+++ MATERIAL SUPPLIED +++

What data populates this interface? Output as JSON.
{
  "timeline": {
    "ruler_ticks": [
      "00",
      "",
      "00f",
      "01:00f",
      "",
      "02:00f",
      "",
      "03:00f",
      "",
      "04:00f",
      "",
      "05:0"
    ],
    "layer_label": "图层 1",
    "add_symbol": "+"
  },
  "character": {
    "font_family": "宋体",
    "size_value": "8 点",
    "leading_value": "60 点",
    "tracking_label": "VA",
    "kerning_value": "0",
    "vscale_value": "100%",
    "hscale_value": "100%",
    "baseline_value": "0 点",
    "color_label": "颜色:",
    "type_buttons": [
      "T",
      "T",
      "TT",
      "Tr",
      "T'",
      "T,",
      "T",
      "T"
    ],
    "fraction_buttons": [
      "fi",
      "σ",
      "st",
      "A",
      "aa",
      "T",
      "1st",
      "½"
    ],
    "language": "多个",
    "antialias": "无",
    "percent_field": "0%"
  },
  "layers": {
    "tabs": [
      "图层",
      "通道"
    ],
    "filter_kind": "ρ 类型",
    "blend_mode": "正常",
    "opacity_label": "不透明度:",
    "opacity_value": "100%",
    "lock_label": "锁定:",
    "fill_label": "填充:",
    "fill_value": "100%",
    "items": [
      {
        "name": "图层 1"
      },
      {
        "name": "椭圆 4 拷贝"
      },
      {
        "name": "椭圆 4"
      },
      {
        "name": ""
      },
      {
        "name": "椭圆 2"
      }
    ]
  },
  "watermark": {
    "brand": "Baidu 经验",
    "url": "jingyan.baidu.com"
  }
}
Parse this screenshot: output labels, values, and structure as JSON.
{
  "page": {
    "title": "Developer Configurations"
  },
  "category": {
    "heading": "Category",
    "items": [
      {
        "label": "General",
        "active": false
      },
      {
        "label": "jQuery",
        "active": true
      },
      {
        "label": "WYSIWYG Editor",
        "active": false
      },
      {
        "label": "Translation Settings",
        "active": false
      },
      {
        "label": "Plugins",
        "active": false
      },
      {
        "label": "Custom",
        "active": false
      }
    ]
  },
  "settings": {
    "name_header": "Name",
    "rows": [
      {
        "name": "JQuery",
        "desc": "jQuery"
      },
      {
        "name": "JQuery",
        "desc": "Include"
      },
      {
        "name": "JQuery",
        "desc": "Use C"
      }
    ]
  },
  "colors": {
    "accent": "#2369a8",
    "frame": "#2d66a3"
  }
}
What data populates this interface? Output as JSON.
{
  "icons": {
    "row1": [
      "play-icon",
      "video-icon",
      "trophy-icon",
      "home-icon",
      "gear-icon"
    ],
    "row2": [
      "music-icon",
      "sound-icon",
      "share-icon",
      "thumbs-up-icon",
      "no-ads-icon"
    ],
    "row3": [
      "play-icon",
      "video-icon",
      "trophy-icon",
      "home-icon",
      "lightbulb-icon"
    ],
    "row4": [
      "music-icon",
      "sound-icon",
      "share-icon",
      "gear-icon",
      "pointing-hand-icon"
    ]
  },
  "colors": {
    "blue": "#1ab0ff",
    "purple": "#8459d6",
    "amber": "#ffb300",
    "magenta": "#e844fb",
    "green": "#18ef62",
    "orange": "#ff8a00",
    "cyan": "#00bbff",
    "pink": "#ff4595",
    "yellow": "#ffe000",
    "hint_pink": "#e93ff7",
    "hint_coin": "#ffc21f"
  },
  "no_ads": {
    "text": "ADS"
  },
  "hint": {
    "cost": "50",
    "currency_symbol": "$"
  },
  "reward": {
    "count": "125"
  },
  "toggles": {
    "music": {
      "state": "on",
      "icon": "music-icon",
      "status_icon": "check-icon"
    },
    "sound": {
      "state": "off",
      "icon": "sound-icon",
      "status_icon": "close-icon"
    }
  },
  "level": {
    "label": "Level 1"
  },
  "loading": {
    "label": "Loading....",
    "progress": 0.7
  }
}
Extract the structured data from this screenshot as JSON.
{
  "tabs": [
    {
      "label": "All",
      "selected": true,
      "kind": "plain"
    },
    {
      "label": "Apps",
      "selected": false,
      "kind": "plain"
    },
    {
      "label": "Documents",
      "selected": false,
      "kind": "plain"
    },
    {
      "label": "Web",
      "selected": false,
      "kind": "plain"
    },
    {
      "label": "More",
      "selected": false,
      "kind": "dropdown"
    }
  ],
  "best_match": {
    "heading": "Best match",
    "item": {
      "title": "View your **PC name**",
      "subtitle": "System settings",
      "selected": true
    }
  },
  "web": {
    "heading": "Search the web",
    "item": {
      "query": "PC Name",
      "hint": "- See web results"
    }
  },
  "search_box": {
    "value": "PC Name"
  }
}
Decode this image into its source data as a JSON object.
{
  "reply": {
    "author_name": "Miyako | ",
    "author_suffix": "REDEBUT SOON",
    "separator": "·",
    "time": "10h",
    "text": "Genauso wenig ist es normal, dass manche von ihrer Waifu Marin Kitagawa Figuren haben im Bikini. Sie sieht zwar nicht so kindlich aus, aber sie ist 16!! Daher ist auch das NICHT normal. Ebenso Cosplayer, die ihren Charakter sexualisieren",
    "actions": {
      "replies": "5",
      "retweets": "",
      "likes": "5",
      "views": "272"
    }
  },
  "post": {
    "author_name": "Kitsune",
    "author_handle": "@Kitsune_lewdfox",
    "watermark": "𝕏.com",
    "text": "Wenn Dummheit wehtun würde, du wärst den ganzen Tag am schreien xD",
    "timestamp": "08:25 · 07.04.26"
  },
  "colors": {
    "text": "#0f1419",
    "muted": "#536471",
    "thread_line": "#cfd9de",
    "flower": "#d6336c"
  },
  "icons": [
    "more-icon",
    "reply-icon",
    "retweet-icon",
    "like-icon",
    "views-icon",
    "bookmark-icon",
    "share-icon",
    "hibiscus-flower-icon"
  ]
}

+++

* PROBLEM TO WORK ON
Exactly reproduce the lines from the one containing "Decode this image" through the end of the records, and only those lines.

* REPLY TO THE EXERCISE
Decode this image into its source data as a JSON object.
{
  "reply": {
    "author_name": "Miyako | ",
    "author_suffix": "REDEBUT SOON",
    "separator": "·",
    "time": "10h",
    "text": "Genauso wenig ist es normal, dass manche von ihrer Waifu Marin Kitagawa Figuren haben im Bikini. Sie sieht zwar nicht so kindlich aus, aber sie ist 16!! Daher ist auch das NICHT normal. Ebenso Cosplayer, die ihren Charakter sexualisieren",
    "actions": {
      "replies": "5",
      "retweets": "",
      "likes": "5",
      "views": "272"
    }
  },
  "post": {
    "author_name": "Kitsune",
    "author_handle": "@Kitsune_lewdfox",
    "watermark": "𝕏.com",
    "text": "Wenn Dummheit wehtun würde, du wärst den ganzen Tag am schreien xD",
    "timestamp": "08:25 · 07.04.26"
  },
  "colors": {
    "text": "#0f1419",
    "muted": "#536471",
    "thread_line": "#cfd9de",
    "flower": "#d6336c"
  },
  "icons": [
    "more-icon",
    "reply-icon",
    "retweet-icon",
    "like-icon",
    "views-icon",
    "bookmark-icon",
    "share-icon",
    "hibiscus-flower-icon"
  ]
}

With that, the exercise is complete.